PROBLEM TO SOLVE.
Write out the full listing below exactly as given.

THE RECORDS.
════════════════════
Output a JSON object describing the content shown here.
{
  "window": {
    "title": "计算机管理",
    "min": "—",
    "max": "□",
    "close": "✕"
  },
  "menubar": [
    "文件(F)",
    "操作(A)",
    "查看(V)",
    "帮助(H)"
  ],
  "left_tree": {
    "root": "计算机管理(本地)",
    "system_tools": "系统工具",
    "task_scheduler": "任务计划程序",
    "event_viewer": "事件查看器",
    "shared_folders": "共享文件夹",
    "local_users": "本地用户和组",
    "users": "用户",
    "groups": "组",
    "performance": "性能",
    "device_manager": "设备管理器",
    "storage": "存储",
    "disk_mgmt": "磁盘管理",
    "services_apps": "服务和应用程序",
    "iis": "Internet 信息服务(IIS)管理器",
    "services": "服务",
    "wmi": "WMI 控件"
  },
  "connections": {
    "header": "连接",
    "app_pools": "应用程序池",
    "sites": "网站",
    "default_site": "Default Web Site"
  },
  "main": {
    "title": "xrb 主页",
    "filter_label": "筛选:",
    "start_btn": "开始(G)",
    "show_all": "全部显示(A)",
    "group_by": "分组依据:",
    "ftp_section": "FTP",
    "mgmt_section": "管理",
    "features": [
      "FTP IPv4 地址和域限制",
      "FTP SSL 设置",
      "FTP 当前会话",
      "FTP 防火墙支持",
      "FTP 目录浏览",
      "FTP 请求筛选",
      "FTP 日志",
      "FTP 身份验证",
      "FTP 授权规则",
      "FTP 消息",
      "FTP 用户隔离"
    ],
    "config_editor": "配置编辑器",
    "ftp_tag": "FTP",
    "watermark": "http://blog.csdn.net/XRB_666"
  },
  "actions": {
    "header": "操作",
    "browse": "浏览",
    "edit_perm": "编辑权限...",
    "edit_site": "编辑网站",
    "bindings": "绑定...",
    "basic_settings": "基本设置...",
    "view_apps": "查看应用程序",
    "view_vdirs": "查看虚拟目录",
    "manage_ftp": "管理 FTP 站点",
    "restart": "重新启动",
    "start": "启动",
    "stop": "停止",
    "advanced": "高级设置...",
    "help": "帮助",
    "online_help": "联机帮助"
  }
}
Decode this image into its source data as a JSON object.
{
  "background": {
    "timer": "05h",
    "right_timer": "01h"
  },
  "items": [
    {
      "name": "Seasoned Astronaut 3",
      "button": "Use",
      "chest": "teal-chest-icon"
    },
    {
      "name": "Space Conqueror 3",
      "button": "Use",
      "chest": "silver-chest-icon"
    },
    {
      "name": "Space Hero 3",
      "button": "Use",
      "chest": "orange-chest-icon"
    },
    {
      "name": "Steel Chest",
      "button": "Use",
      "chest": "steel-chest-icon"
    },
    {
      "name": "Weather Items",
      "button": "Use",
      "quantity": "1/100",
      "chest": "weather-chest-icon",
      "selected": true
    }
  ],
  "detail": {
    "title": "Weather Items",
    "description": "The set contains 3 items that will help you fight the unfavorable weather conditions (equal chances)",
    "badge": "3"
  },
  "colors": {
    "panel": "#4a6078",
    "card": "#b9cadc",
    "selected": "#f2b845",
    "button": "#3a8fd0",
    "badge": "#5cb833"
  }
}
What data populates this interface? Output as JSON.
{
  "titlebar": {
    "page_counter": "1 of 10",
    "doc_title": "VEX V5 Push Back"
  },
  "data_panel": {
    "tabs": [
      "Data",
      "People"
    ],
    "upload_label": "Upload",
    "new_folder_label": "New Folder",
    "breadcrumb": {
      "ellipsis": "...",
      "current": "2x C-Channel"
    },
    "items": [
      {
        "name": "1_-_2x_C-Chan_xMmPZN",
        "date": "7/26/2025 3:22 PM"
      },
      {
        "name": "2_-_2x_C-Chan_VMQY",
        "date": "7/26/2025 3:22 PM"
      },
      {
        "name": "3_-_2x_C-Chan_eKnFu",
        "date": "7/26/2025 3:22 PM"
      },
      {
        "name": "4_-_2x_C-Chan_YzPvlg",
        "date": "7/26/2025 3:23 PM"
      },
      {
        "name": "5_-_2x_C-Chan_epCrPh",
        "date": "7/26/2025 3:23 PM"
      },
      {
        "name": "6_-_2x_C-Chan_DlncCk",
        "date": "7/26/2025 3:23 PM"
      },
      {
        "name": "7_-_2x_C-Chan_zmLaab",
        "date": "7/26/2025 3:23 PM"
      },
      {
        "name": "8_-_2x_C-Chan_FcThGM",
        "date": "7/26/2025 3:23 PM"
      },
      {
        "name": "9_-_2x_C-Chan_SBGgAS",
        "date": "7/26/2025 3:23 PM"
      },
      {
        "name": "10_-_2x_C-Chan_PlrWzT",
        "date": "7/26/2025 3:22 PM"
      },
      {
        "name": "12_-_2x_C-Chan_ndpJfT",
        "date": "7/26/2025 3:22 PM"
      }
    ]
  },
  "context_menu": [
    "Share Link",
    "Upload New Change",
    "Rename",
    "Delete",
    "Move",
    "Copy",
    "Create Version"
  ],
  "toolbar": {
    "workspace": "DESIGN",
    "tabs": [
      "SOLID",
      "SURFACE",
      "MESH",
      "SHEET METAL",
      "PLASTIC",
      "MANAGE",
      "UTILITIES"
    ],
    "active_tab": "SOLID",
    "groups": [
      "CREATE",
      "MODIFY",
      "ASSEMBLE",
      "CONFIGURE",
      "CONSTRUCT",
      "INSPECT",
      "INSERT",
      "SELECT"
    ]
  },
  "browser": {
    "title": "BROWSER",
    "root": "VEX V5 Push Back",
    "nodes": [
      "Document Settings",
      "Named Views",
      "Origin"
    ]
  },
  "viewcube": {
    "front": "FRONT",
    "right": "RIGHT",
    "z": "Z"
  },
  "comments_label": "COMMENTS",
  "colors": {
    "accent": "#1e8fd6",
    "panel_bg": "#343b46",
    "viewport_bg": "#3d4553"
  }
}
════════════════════
TASK SOLUTION.
Output a JSON object describing the content shown here.
{
  "window": {
    "title": "计算机管理",
    "min": "—",
    "max": "□",
    "close": "✕"
  },
  "menubar": [
    "文件(F)",
    "操作(A)",
    "查看(V)",
    "帮助(H)"
  ],
  "left_tree": {
    "root": "计算机管理(本地)",
    "system_tools": "系统工具",
    "task_scheduler": "任务计划程序",
    "event_viewer": "事件查看器",
    "shared_folders": "共享文件夹",
    "local_users": "本地用户和组",
    "users": "用户",
    "groups": "组",
    "performance": "性能",
    "device_manager": "设备管理器",
    "storage": "存储",
    "disk_mgmt": "磁盘管理",
    "services_apps": "服务和应用程序",
    "iis": "Internet 信息服务(IIS)管理器",
    "services": "服务",
    "wmi": "WMI 控件"
  },
  "connections": {
    "header": "连接",
    "app_pools": "应用程序池",
    "sites": "网站",
    "default_site": "Default Web Site"
  },
  "main": {
    "title": "xrb 主页",
    "filter_label": "筛选:",
    "start_btn": "开始(G)",
    "show_all": "全部显示(A)",
    "group_by": "分组依据:",
    "ftp_section": "FTP",
    "mgmt_section": "管理",
    "features": [
      "FTP IPv4 地址和域限制",
      "FTP SSL 设置",
      "FTP 当前会话",
      "FTP 防火墙支持",
      "FTP 目录浏览",
      "FTP 请求筛选",
      "FTP 日志",
      "FTP 身份验证",
      "FTP 授权规则",
      "FTP 消息",
      "FTP 用户隔离"
    ],
    "config_editor": "配置编辑器",
    "ftp_tag": "FTP",
    "watermark": "http://blog.csdn.net/XRB_666"
  },
  "actions": {
    "header": "操作",
    "browse": "浏览",
    "edit_perm": "编辑权限...",
    "edit_site": "编辑网站",
    "bindings": "绑定...",
    "basic_settings": "基本设置...",
    "view_apps": "查看应用程序",
    "view_vdirs": "查看虚拟目录",
    "manage_ftp": "管理 FTP 站点",
    "restart": "重新启动",
    "start": "启动",
    "stop": "停止",
    "advanced": "高级设置...",
    "help": "帮助",
    "online_help": "联机帮助"
  }
}
Decode this image into its source data as a JSON object.
{
  "background": {
    "timer": "05h",
    "right_timer": "01h"
  },
  "items": [
    {
      "name": "Seasoned Astronaut 3",
      "button": "Use",
      "chest": "teal-chest-icon"
    },
    {
      "name": "Space Conqueror 3",
      "button": "Use",
      "chest": "silver-chest-icon"
    },
    {
      "name": "Space Hero 3",
      "button": "Use",
      "chest": "orange-chest-icon"
    },
    {
      "name": "Steel Chest",
      "button": "Use",
      "chest": "steel-chest-icon"
    },
    {
      "name": "Weather Items",
      "button": "Use",
      "quantity": "1/100",
      "chest": "weather-chest-icon",
      "selected": true
    }
  ],
  "detail": {
    "title": "Weather Items",
    "description": "The set contains 3 items that will help you fight the unfavorable weather conditions (equal chances)",
    "badge": "3"
  },
  "colors": {
    "panel": "#4a6078",
    "card": "#b9cadc",
    "selected": "#f2b845",
    "button": "#3a8fd0",
    "badge": "#5cb833"
  }
}
What data populates this interface? Output as JSON.
{
  "titlebar": {
    "page_counter": "1 of 10",
    "doc_title": "VEX V5 Push Back"
  },
  "data_panel": {
    "tabs": [
      "Data",
      "People"
    ],
    "upload_label": "Upload",
    "new_folder_label": "New Folder",
    "breadcrumb": {
      "ellipsis": "...",
      "current": "2x C-Channel"
    },
    "items": [
      {
        "name": "1_-_2x_C-Chan_xMmPZN",
        "date": "7/26/2025 3:22 PM"
      },
      {
        "name": "2_-_2x_C-Chan_VMQY",
        "date": "7/26/2025 3:22 PM"
      },
      {
        "name": "3_-_2x_C-Chan_eKnFu",
        "date": "7/26/2025 3:22 PM"
      },
      {
        "name": "4_-_2x_C-Chan_YzPvlg",
        "date": "7/26/2025 3:23 PM"
      },
      {
        "name": "5_-_2x_C-Chan_epCrPh",
        "date": "7/26/2025 3:23 PM"
      },
      {
        "name": "6_-_2x_C-Chan_DlncCk",
        "date": "7/26/2025 3:23 PM"
      },
      {
        "name": "7_-_2x_C-Chan_zmLaab",
        "date": "7/26/2025 3:23 PM"
      },
      {
        "name": "8_-_2x_C-Chan_FcThGM",
        "date": "7/26/2025 3:23 PM"
      },
      {
        "name": "9_-_2x_C-Chan_SBGgAS",
        "date": "7/26/2025 3:23 PM"
      },
      {
        "name": "10_-_2x_C-Chan_PlrWzT",
        "date": "7/26/2025 3:22 PM"
      },
      {
        "name": "12_-_2x_C-Chan_ndpJfT",
        "date": "7/26/2025 3:22 PM"
      }
    ]
  },
  "context_menu": [
    "Share Link",
    "Upload New Change",
    "Rename",
    "Delete",
    "Move",
    "Copy",
    "Create Version"
  ],
  "toolbar": {
    "workspace": "DESIGN",
    "tabs": [
      "SOLID",
      "SURFACE",
      "MESH",
      "SHEET METAL",
      "PLASTIC",
      "MANAGE",
      "UTILITIES"
    ],
    "active_tab": "SOLID",
    "groups": [
      "CREATE",
      "MODIFY",
      "ASSEMBLE",
      "CONFIGURE",
      "CONSTRUCT",
      "INSPECT",
      "INSERT",
      "SELECT"
    ]
  },
  "browser": {
    "title": "BROWSER",
    "root": "VEX V5 Push Back",
    "nodes": [
      "Document Settings",
      "Named Views",
      "Origin"
    ]
  },
  "viewcube": {
    "front": "FRONT",
    "right": "RIGHT",
    "z": "Z"
  },
  "comments_label": "COMMENTS",
  "colors": {
    "accent": "#1e8fd6",
    "panel_bg": "#343b46",
    "viewport_bg": "#3d4553"
  }
}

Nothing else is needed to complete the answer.